Exercise inputs:
• • •
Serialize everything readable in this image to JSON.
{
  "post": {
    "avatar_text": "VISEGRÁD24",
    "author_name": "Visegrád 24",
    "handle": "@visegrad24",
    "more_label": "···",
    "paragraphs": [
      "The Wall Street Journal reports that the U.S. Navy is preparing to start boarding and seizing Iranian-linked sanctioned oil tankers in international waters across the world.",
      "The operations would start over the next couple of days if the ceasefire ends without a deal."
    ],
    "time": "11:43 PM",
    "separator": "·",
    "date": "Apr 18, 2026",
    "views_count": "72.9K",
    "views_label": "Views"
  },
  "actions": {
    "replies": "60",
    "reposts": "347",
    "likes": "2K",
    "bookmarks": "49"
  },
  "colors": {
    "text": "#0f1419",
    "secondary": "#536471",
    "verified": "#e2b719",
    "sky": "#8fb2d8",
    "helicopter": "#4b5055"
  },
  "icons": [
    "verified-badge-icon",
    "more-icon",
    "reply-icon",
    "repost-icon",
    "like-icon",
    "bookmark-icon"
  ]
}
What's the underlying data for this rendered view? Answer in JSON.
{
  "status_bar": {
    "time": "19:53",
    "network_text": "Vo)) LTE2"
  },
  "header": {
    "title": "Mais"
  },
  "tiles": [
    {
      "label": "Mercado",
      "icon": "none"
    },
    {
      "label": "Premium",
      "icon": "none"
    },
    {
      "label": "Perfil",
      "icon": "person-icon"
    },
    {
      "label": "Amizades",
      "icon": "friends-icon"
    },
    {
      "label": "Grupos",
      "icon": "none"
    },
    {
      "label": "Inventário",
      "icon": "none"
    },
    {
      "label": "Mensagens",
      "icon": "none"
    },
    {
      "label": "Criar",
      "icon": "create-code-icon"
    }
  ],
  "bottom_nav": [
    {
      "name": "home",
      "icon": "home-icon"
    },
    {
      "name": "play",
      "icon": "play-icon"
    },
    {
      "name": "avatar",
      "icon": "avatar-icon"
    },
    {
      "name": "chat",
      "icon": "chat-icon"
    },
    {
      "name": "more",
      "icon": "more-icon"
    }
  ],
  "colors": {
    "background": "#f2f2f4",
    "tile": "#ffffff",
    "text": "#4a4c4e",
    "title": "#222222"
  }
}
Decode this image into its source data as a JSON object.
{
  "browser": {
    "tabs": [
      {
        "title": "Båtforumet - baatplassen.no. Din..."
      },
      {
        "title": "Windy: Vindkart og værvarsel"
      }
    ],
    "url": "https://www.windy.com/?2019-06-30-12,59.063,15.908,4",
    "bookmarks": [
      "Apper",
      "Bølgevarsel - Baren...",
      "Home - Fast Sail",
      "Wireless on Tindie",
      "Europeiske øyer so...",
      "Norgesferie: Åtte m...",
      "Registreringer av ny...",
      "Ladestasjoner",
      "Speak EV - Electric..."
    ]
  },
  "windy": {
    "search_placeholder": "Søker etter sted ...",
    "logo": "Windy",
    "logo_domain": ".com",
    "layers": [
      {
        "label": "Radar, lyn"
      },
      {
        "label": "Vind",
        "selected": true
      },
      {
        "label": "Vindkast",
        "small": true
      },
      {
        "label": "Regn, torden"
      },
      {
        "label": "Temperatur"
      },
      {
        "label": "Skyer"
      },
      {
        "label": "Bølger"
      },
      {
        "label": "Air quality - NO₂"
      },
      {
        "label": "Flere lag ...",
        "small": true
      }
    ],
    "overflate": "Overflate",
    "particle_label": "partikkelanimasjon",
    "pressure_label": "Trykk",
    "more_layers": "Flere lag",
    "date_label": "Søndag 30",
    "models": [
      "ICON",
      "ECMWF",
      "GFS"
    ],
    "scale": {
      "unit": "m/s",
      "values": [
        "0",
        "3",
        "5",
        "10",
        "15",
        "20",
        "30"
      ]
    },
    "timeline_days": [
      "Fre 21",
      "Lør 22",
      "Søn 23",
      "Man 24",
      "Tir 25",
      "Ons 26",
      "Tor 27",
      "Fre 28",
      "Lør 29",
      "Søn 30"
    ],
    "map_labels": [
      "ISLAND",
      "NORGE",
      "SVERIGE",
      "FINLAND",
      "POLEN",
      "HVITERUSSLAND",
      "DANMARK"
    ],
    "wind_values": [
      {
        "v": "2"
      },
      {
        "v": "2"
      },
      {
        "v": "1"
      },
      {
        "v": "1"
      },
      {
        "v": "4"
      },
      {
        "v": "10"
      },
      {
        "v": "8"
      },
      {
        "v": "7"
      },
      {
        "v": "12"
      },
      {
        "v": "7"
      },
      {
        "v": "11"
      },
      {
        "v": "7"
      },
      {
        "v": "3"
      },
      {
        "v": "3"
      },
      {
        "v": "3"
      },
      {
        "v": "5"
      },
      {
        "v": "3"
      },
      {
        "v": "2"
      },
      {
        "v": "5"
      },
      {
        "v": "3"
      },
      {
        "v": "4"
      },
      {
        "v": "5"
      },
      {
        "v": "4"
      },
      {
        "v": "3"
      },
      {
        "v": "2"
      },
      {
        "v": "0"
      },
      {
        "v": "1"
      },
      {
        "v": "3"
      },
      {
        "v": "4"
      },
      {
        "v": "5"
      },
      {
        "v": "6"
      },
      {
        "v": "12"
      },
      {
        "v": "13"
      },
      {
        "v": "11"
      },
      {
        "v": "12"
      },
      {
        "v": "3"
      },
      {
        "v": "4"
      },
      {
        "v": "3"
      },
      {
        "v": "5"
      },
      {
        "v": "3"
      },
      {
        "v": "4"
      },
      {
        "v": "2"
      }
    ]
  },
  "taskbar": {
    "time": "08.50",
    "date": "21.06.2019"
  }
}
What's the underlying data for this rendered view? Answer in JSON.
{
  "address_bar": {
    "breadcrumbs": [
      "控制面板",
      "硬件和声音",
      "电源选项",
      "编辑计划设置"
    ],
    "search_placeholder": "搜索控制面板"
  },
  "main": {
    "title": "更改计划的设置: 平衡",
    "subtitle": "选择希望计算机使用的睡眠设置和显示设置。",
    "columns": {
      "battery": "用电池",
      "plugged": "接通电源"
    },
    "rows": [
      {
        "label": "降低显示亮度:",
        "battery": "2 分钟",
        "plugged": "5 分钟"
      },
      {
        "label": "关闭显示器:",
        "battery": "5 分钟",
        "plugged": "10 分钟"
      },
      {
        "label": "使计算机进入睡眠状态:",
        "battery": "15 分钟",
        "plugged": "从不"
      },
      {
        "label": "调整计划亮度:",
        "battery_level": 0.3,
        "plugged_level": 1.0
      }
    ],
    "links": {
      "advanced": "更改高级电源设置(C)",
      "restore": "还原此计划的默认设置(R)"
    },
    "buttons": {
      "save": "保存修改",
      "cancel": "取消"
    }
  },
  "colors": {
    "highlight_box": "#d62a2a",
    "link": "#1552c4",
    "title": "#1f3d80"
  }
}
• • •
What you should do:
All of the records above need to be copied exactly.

Output for this exercise:
Serialize everything readable in this image to JSON.
{
  "post": {
    "avatar_text": "VISEGRÁD24",
    "author_name": "Visegrád 24",
    "handle": "@visegrad24",
    "more_label": "···",
    "paragraphs": [
      "The Wall Street Journal reports that the U.S. Navy is preparing to start boarding and seizing Iranian-linked sanctioned oil tankers in international waters across the world.",
      "The operations would start over the next couple of days if the ceasefire ends without a deal."
    ],
    "time": "11:43 PM",
    "separator": "·",
    "date": "Apr 18, 2026",
    "views_count": "72.9K",
    "views_label": "Views"
  },
  "actions": {
    "replies": "60",
    "reposts": "347",
    "likes": "2K",
    "bookmarks": "49"
  },
  "colors": {
    "text": "#0f1419",
    "secondary": "#536471",
    "verified": "#e2b719",
    "sky": "#8fb2d8",
    "helicopter": "#4b5055"
  },
  "icons": [
    "verified-badge-icon",
    "more-icon",
    "reply-icon",
    "repost-icon",
    "like-icon",
    "bookmark-icon"
  ]
}
What's the underlying data for this rendered view? Answer in JSON.
{
  "status_bar": {
    "time": "19:53",
    "network_text": "Vo)) LTE2"
  },
  "header": {
    "title": "Mais"
  },
  "tiles": [
    {
      "label": "Mercado",
      "icon": "none"
    },
    {
      "label": "Premium",
      "icon": "none"
    },
    {
      "label": "Perfil",
      "icon": "person-icon"
    },
    {
      "label": "Amizades",
      "icon": "friends-icon"
    },
    {
      "label": "Grupos",
      "icon": "none"
    },
    {
      "label": "Inventário",
      "icon": "none"
    },
    {
      "label": "Mensagens",
      "icon": "none"
    },
    {
      "label": "Criar",
      "icon": "create-code-icon"
    }
  ],
  "bottom_nav": [
    {
      "name": "home",
      "icon": "home-icon"
    },
    {
      "name": "play",
      "icon": "play-icon"
    },
    {
      "name": "avatar",
      "icon": "avatar-icon"
    },
    {
      "name": "chat",
      "icon": "chat-icon"
    },
    {
      "name": "more",
      "icon": "more-icon"
    }
  ],
  "colors": {
    "background": "#f2f2f4",
    "tile": "#ffffff",
    "text": "#4a4c4e",
    "title": "#222222"
  }
}
Decode this image into its source data as a JSON object.
{
  "browser": {
    "tabs": [
      {
        "title": "Båtforumet - baatplassen.no. Din..."
      },
      {
        "title": "Windy: Vindkart og værvarsel"
      }
    ],
    "url": "https://www.windy.com/?2019-06-30-12,59.063,15.908,4",
    "bookmarks": [
      "Apper",
      "Bølgevarsel - Baren...",
      "Home - Fast Sail",
      "Wireless on Tindie",
      "Europeiske øyer so...",
      "Norgesferie: Åtte m...",
      "Registreringer av ny...",
      "Ladestasjoner",
      "Speak EV - Electric..."
    ]
  },
  "windy": {
    "search_placeholder": "Søker etter sted ...",
    "logo": "Windy",
    "logo_domain": ".com",
    "layers": [
      {
        "label": "Radar, lyn"
      },
      {
        "label": "Vind",
        "selected": true
      },
      {
        "label": "Vindkast",
        "small": true
      },
      {
        "label": "Regn, torden"
      },
      {
        "label": "Temperatur"
      },
      {
        "label": "Skyer"
      },
      {
        "label": "Bølger"
      },
      {
        "label": "Air quality - NO₂"
      },
      {
        "label": "Flere lag ...",
        "small": true
      }
    ],
    "overflate": "Overflate",
    "particle_label": "partikkelanimasjon",
    "pressure_label": "Trykk",
    "more_layers": "Flere lag",
    "date_label": "Søndag 30",
    "models": [
      "ICON",
      "ECMWF",
      "GFS"
    ],
    "scale": {
      "unit": "m/s",
      "values": [
        "0",
        "3",
        "5",
        "10",
        "15",
        "20",
        "30"
      ]
    },
    "timeline_days": [
      "Fre 21",
      "Lør 22",
      "Søn 23",
      "Man 24",
      "Tir 25",
      "Ons 26",
      "Tor 27",
      "Fre 28",
      "Lør 29",
      "Søn 30"
    ],
    "map_labels": [
      "ISLAND",
      "NORGE",
      "SVERIGE",
      "FINLAND",
      "POLEN",
      "HVITERUSSLAND",
      "DANMARK"
    ],
    "wind_values": [
      {
        "v": "2"
      },
      {
        "v": "2"
      },
      {
        "v": "1"
      },
      {
        "v": "1"
      },
      {
        "v": "4"
      },
      {
        "v": "10"
      },
      {
        "v": "8"
      },
      {
        "v": "7"
      },
      {
        "v": "12"
      },
      {
        "v": "7"
      },
      {
        "v": "11"
      },
      {
        "v": "7"
      },
      {
        "v": "3"
      },
      {
        "v": "3"
      },
      {
        "v": "3"
      },
      {
        "v": "5"
      },
      {
        "v": "3"
      },
      {
        "v": "2"
      },
      {
        "v": "5"
      },
      {
        "v": "3"
      },
      {
        "v": "4"
      },
      {
        "v": "5"
      },
      {
        "v": "4"
      },
      {
        "v": "3"
      },
      {
        "v": "2"
      },
      {
        "v": "0"
      },
      {
        "v": "1"
      },
      {
        "v": "3"
      },
      {
        "v": "4"
      },
      {
        "v": "5"
      },
      {
        "v": "6"
      },
      {
        "v": "12"
      },
      {
        "v": "13"
      },
      {
        "v": "11"
      },
      {
        "v": "12"
      },
      {
        "v": "3"
      },
      {
        "v": "4"
      },
      {
        "v": "3"
      },
      {
        "v": "5"
      },
      {
        "v": "3"
      },
      {
        "v": "4"
      },
      {
        "v": "2"
      }
    ]
  },
  "taskbar": {
    "time": "08.50",
    "date": "21.06.2019"
  }
}
What's the underlying data for this rendered view? Answer in JSON.
{
  "address_bar": {
    "breadcrumbs": [
      "控制面板",
      "硬件和声音",
      "电源选项",
      "编辑计划设置"
    ],
    "search_placeholder": "搜索控制面板"
  },
  "main": {
    "title": "更改计划的设置: 平衡",
    "subtitle": "选择希望计算机使用的睡眠设置和显示设置。",
    "columns": {
      "battery": "用电池",
      "plugged": "接通电源"
    },
    "rows": [
      {
        "label": "降低显示亮度:",
        "battery": "2 分钟",
        "plugged": "5 分钟"
      },
      {
        "label": "关闭显示器:",
        "battery": "5 分钟",
        "plugged": "10 分钟"
      },
      {
        "label": "使计算机进入睡眠状态:",
        "battery": "15 分钟",
        "plugged": "从不"
      },
      {
        "label": "调整计划亮度:",
        "battery_level": 0.3,
        "plugged_level": 1.0
      }
    ],
    "links": {
      "advanced": "更改高级电源设置(C)",
      "restore": "还原此计划的默认设置(R)"
    },
    "buttons": {
      "save": "保存修改",
      "cancel": "取消"
    }
  },
  "colors": {
    "highlight_box": "#d62a2a",
    "link": "#1552c4",
    "title": "#1f3d80"
  }
}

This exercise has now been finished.